Symphony, which grew out of an initiative at Goldman Sachs after the big US investment bank objected to Bloomberg reporters’ clandestine use of the messaging platform to gather information for news stories, is now backed by some 14 top financial institutions. That gives it a chance of achieving the kind of critical mass others – including Bloomberg rival Reuters – have failed to secure in the past.
A level playing field
Goldman and its peers have sunk some $70 millioenter link description heren into the Symphony initiative. But that will be peanuts compared to the potential for savings if Bloomberg’s lock on trading messaging is broken. Bloomberg messaging is cited as a major factor in traders’ reluctance to migrate to competing, perhaps more appropriate financial information desktops.

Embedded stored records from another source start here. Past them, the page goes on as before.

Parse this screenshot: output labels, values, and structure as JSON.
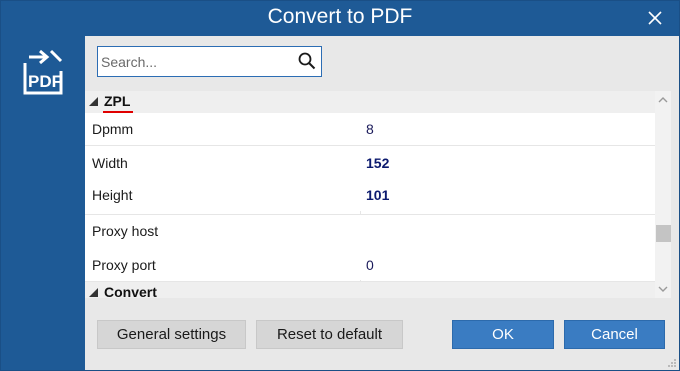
{
  "window": {
    "title": "Convert to PDF",
    "icons": {
      "close": "close-icon",
      "logo": "pdf-export-icon"
    }
  },
  "search": {
    "placeholder": "Search...",
    "value": "",
    "icon": "search-icon"
  },
  "grid": {
    "categories": [
      {
        "label": "ZPL",
        "expanded": true
      },
      {
        "label": "Convert",
        "expanded": true
      }
    ],
    "rows": [
      {
        "name": "Dpmm",
        "value": "8",
        "bold": false
      },
      {
        "name": "Width",
        "value": "152",
        "bold": true
      },
      {
        "name": "Height",
        "value": "101",
        "bold": true
      },
      {
        "name": "Proxy host",
        "value": "",
        "bold": false
      },
      {
        "name": "Proxy port",
        "value": "0",
        "bold": false
      }
    ]
  },
  "buttons": {
    "general_settings": "General settings",
    "reset_default": "Reset to default",
    "ok": "OK",
    "cancel": "Cancel"
  },
  "colors": {
    "titlebar": "#1e5a96",
    "accent_underline": "#e00000",
    "primary_button": "#3a7cc2"
  }
}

Take messaging out of the equation, and you’re left with a more level playing field that will allow financial institutions to properly evaluate the most effective desktop solution to suit their business needs.
Openness and freedom of choice

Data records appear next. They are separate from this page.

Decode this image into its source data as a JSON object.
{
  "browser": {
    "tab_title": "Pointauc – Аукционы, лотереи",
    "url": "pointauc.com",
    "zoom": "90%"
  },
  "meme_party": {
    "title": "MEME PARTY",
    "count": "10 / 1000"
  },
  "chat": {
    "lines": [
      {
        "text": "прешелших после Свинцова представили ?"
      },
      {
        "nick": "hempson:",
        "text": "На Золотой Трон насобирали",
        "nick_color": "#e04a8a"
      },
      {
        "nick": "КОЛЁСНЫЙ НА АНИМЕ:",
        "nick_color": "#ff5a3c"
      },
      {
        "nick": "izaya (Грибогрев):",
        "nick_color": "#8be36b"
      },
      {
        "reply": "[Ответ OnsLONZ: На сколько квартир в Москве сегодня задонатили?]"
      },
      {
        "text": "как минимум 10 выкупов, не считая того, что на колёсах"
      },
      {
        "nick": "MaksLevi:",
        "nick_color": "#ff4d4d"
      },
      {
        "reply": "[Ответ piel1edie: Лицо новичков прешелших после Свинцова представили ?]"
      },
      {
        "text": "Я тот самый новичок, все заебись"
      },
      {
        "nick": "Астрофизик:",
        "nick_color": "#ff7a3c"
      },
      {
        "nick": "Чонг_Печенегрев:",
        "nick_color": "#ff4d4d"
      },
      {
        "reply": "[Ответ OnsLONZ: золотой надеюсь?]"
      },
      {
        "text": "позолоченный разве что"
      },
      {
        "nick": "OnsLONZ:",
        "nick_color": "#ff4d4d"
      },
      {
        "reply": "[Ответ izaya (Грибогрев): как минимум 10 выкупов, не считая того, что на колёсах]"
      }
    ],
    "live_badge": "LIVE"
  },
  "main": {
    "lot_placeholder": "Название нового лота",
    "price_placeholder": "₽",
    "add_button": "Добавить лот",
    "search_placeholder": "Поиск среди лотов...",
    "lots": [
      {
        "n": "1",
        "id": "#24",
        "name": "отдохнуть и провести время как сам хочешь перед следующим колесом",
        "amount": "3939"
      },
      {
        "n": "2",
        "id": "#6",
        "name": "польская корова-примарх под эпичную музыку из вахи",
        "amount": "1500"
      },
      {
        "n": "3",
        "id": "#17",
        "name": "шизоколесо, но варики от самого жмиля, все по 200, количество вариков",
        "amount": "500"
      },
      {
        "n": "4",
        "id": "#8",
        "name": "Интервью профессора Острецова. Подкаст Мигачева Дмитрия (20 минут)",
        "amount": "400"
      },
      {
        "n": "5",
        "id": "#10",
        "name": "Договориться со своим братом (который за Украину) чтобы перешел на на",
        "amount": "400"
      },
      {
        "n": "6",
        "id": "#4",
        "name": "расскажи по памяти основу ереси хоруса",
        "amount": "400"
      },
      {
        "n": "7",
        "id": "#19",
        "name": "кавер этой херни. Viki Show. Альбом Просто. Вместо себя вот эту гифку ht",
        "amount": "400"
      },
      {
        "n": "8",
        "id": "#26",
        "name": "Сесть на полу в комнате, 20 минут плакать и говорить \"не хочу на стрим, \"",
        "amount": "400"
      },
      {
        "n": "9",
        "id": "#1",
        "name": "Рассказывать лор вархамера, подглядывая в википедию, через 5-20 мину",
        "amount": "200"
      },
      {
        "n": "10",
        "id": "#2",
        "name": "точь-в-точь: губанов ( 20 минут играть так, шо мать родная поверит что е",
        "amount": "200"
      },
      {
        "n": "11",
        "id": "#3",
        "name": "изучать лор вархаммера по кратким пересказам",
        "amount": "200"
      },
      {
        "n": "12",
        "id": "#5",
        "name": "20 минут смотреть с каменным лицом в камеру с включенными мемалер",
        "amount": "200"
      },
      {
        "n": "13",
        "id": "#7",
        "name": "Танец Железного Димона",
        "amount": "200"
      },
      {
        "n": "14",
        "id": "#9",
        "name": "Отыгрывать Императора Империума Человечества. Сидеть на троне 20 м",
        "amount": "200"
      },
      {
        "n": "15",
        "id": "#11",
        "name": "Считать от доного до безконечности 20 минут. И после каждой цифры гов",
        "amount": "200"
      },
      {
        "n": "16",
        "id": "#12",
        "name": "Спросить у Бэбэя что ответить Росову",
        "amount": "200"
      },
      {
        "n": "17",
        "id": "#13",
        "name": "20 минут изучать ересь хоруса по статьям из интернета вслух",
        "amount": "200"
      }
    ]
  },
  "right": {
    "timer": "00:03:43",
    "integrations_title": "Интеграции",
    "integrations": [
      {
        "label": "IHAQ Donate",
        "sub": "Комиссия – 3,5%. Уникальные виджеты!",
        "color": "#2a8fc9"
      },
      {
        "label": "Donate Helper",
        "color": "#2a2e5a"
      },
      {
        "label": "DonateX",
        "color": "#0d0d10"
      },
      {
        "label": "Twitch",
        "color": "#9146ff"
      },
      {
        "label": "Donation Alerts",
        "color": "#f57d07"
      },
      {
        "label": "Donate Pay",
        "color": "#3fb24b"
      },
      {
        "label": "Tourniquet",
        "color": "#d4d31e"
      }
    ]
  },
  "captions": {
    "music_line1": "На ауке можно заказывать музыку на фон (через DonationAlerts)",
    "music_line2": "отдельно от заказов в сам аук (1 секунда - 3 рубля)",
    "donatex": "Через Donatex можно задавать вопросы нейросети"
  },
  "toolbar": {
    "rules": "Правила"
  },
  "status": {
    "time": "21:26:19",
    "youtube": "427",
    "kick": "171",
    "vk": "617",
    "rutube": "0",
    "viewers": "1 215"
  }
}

At Infront, we support open, vendor-agnostic initiatives like Symphony. At the moment, the finance industry is probably the only major sector where communication and directories are controlled by one major player.
We believe that finance pros should be free to choose the best-of-breed solutions that fit their requirements, and not necessarily ones that are bundled to a closed communication network. If finding and communicating with counterparties becomes an open service, then financial technology providers (like us) will earn their revenues from delivering real value to their clients and not merely from locking them in.

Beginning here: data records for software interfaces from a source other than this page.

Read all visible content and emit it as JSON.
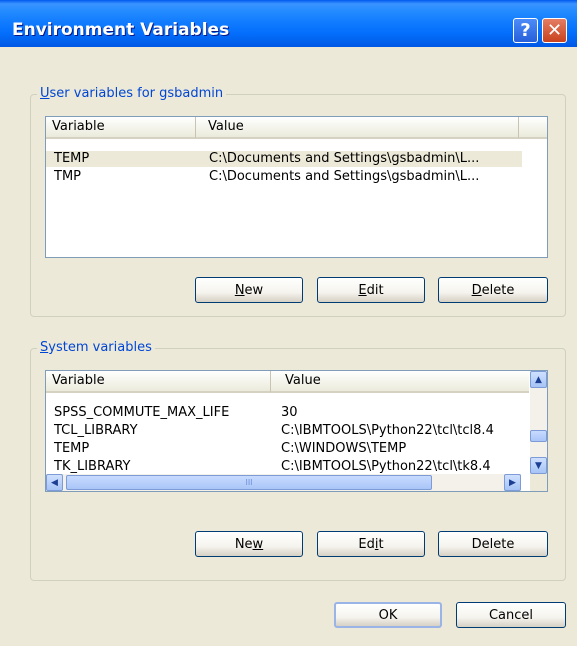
{
  "window": {
    "title": "Environment Variables",
    "help_glyph": "?",
    "close_glyph": "✕"
  },
  "user_section": {
    "legend_hot": "U",
    "legend_rest": "ser variables for gsbadmin",
    "headers": [
      "Variable",
      "Value"
    ],
    "rows": [
      {
        "variable": "TEMP",
        "value": "C:\\Documents and Settings\\gsbadmin\\L..."
      },
      {
        "variable": "TMP",
        "value": "C:\\Documents and Settings\\gsbadmin\\L..."
      }
    ],
    "new_hot": "N",
    "new_rest": "ew",
    "edit_pre": "",
    "edit_hot": "E",
    "edit_rest": "dit",
    "delete_hot": "D",
    "delete_rest": "elete"
  },
  "system_section": {
    "legend_hot": "S",
    "legend_rest": "ystem variables",
    "headers": [
      "Variable",
      "Value"
    ],
    "rows": [
      {
        "variable": "SPSS_COMMUTE_MAX_LIFE",
        "value": "30"
      },
      {
        "variable": "TCL_LIBRARY",
        "value": "C:\\IBMTOOLS\\Python22\\tcl\\tcl8.4"
      },
      {
        "variable": "TEMP",
        "value": "C:\\WINDOWS\\TEMP"
      },
      {
        "variable": "TK_LIBRARY",
        "value": "C:\\IBMTOOLS\\Python22\\tcl\\tk8.4"
      }
    ],
    "new_pre": "Ne",
    "new_hot": "w",
    "new_rest": "",
    "edit_pre": "Ed",
    "edit_hot": "i",
    "edit_rest": "t",
    "delete_pre": "Delete"
  },
  "footer": {
    "ok_label": "OK",
    "cancel_label": "Cancel"
  },
  "scrollbar": {
    "up_glyph": "▲",
    "down_glyph": "▼",
    "left_glyph": "◀",
    "right_glyph": "▶",
    "thumb_grip": "III"
  }
}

Making the change may be challenging. Democracy can be messy, but it’s a worthy and ultimately rewarding endeavour.
Connect with the Infront team on Symphony and let us know what you think!